The communal house is located on a high ground and faces the south. It was surrounded by 17 lakes – which were the remains of Tien Luong (or Tieu Thong) river, a canal which was linked to the Duong River and served as a convenient water way for the Kings of the Ly dynasty (1009-1225) to come to visit the area from Thang Long, the then royal capital. Yet only a small lake in front of the communal house still exists.
Long ago, it had a three-entrance gate with a left wing and a right wing. It was destroyed during the wartime. There now remain only the Hall of Ceremonies and a corridor leading to the Inner Room.
The Hall of Ceremonies is 20 metres long, 14 metres large and comprises seven smaller compartments and two wings. Its elevated floor is covered with blue stones and stairs. The roof is supported by 60 ironwood columns and a framework of valuable wood, which are elaborately sculptured with common images such as dragon figures.
Two big ceremonies are annually held in Dinh Bang communal house are the traditional festival on the 12th day of the second lunar month and the festival in commemoration of the establishment of the Ly dynasty on the 15th day of the third lunar month.
Previously, Kinh Bac consisted of Bac Giang province and Dong Anh and Long Bien districts of Hanoi. The region is associated with several legends and is considered the cradle of the Dai Viet (Great Viet) civilisation.
Located in the centre of the Red River Delta, Kinh Bac is blessed with fertile land, beautiful landscapes and favorable conditions for economic and cultural exchanges with other localities throughout the country.
Since the early years before Christ, the region was one of the cradles of the wet rice civilization and the founding place of the Great Viet civilisation. It is home to several relics, pagodas, towers, temples and stupas which were built under several feudal regimes.
Kinh Bac is also famous nationwide for its folk festivals, especially Quan Ho folk singing, an art form that combines various elements, including music, lyrics and costumes, and features the distinctive culture of people in the region formerly called Kinh Bac.
The singing represents different kinds of relationships — the relationship between male and female singers as romantic lovers, the relationship between two friendly villages and the relationship between performers and the audience. Each element helps define quan ho, give it life and meaning, and the resulting harmony is so much more than just a beautiful song.

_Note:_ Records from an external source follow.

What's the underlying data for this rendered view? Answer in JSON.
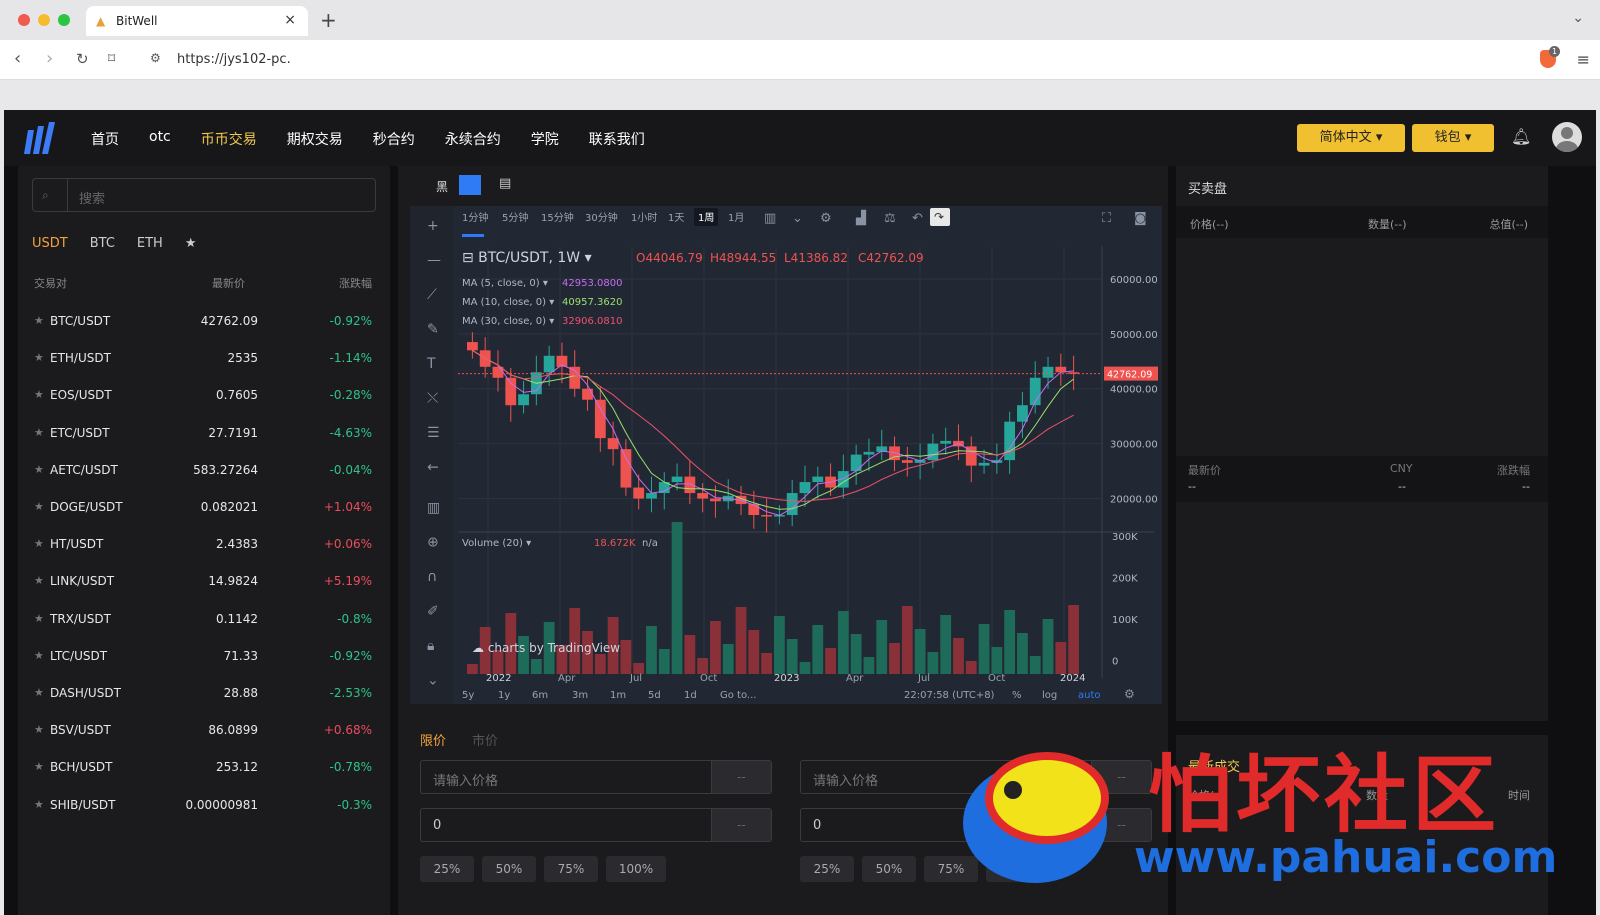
{
  "browser": {
    "tab_title": "BitWell",
    "url": "https://jys102-pc.",
    "shield_badge": "1"
  },
  "nav": {
    "items": [
      "首页",
      "otc",
      "币币交易",
      "期权交易",
      "秒合约",
      "永续合约",
      "学院",
      "联系我们"
    ],
    "active_index": 2,
    "lang_btn": "简体中文",
    "wallet_btn": "钱包"
  },
  "market": {
    "search_placeholder": "搜索",
    "tabs": [
      "USDT",
      "BTC",
      "ETH",
      "★"
    ],
    "active_tab": 0,
    "headers": {
      "pair": "交易对",
      "price": "最新价",
      "change": "涨跌幅"
    },
    "pairs": [
      {
        "sym": "BTC/USDT",
        "price": "42762.09",
        "change": "-0.92%",
        "up": false
      },
      {
        "sym": "ETH/USDT",
        "price": "2535",
        "change": "-1.14%",
        "up": false
      },
      {
        "sym": "EOS/USDT",
        "price": "0.7605",
        "change": "-0.28%",
        "up": false
      },
      {
        "sym": "ETC/USDT",
        "price": "27.7191",
        "change": "-4.63%",
        "up": false
      },
      {
        "sym": "AETC/USDT",
        "price": "583.27264",
        "change": "-0.04%",
        "up": false
      },
      {
        "sym": "DOGE/USDT",
        "price": "0.082021",
        "change": "+1.04%",
        "up": true
      },
      {
        "sym": "HT/USDT",
        "price": "2.4383",
        "change": "+0.06%",
        "up": true
      },
      {
        "sym": "LINK/USDT",
        "price": "14.9824",
        "change": "+5.19%",
        "up": true
      },
      {
        "sym": "TRX/USDT",
        "price": "0.1142",
        "change": "-0.8%",
        "up": false
      },
      {
        "sym": "LTC/USDT",
        "price": "71.33",
        "change": "-0.92%",
        "up": false
      },
      {
        "sym": "DASH/USDT",
        "price": "28.88",
        "change": "-2.53%",
        "up": false
      },
      {
        "sym": "BSV/USDT",
        "price": "86.0899",
        "change": "+0.68%",
        "up": true
      },
      {
        "sym": "BCH/USDT",
        "price": "253.12",
        "change": "-0.78%",
        "up": false
      },
      {
        "sym": "SHIB/USDT",
        "price": "0.00000981",
        "change": "-0.3%",
        "up": false
      }
    ]
  },
  "chart": {
    "theme_label": "黑",
    "intervals": [
      "1分钟",
      "5分钟",
      "15分钟",
      "30分钟",
      "1小时",
      "1天",
      "1周",
      "1月"
    ],
    "active_interval": 6,
    "symbol": "BTC/USDT, 1W",
    "ohlc": {
      "o": "44046.79",
      "h": "48944.55",
      "l": "41386.82",
      "c": "42762.09"
    },
    "ma": [
      {
        "label": "MA (5, close, 0)",
        "value": "42953.0800",
        "color": "#c76cf2"
      },
      {
        "label": "MA (10, close, 0)",
        "value": "40957.3620",
        "color": "#9ae06e"
      },
      {
        "label": "MA (30, close, 0)",
        "value": "32906.0810",
        "color": "#f0506e"
      }
    ],
    "price_axis": [
      "60000.00",
      "50000.00",
      "40000.00",
      "30000.00",
      "20000.00"
    ],
    "last_price": "42762.09",
    "volume_label": "Volume (20)",
    "volume_value": "18.672K",
    "volume_na": "n/a",
    "volume_axis": [
      "300K",
      "200K",
      "100K",
      "0"
    ],
    "time_axis": [
      "2022",
      "Apr",
      "Jul",
      "Oct",
      "2023",
      "Apr",
      "Jul",
      "Oct",
      "2024"
    ],
    "ranges": [
      "5y",
      "1y",
      "6m",
      "3m",
      "1m",
      "5d",
      "1d",
      "Go to..."
    ],
    "clock": "22:07:58 (UTC+8)",
    "scale_opts": [
      "%",
      "log",
      "auto"
    ],
    "watermark": "charts by TradingView",
    "chart_data": {
      "type": "candlestick",
      "title": "BTC/USDT, 1W",
      "ylim": [
        15000,
        66000
      ],
      "close_path": [
        47000,
        44000,
        42000,
        37000,
        39000,
        43000,
        46000,
        44000,
        40000,
        38000,
        31000,
        29000,
        22000,
        20000,
        21000,
        23000,
        24000,
        21000,
        20000,
        19500,
        20500,
        19000,
        17000,
        16800,
        17000,
        21000,
        23000,
        24000,
        22000,
        25000,
        28000,
        28500,
        29500,
        27000,
        26500,
        27000,
        30000,
        30500,
        29500,
        26000,
        26500,
        27000,
        34000,
        37000,
        42000,
        44000,
        43000,
        42762
      ]
    }
  },
  "order": {
    "tabs": [
      "限价",
      "市价"
    ],
    "active_tab": 0,
    "price_placeholder": "请输入价格",
    "amount_value": "0",
    "unit": "--",
    "pcts": [
      "25%",
      "50%",
      "75%",
      "100%"
    ]
  },
  "orderbook": {
    "title": "买卖盘",
    "headers": [
      "价格(--)",
      "数量(--)",
      "总值(--)"
    ],
    "mid_headers": [
      "最新价",
      "CNY",
      "涨跌幅"
    ],
    "mid_values": [
      "--",
      "--",
      "--"
    ],
    "trades_title": "最新成交",
    "trade_headers": [
      "价格(",
      "数量",
      "时间"
    ]
  },
  "watermark": {
    "cn": "怕坏社区",
    "url": "www.pahuai.com"
  }
}
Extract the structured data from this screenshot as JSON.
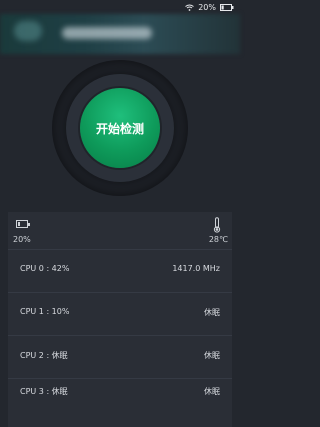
{
  "status_bar": {
    "battery": "20%"
  },
  "main": {
    "start_button_label": "开始检测"
  },
  "summary": {
    "battery_percent": "20%",
    "battery_level": 0.2,
    "temperature": "28℃"
  },
  "cpu_rows": [
    {
      "label": "CPU  0 : 42%",
      "value": "1417.0 MHz"
    },
    {
      "label": "CPU  1 : 10%",
      "value": "休眠"
    },
    {
      "label": "CPU  2 : 休眠",
      "value": "休眠"
    },
    {
      "label": "CPU  3 : 休眠",
      "value": "休眠"
    }
  ],
  "icons": {
    "wifi": "wifi-icon",
    "battery": "battery-icon",
    "thermometer": "thermometer-icon"
  }
}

From only 49 original Quan ho villages and 34 clubs, there are now 369 Quan ho villages and 381 clubs with over 10,000 members. Especially, more than 140 clubs are run in other provinces and by overseas Vietnamese communities.
The art of love duets was inscribed in UNESCO’s representative list of intangible cultural heritage in September 2009./.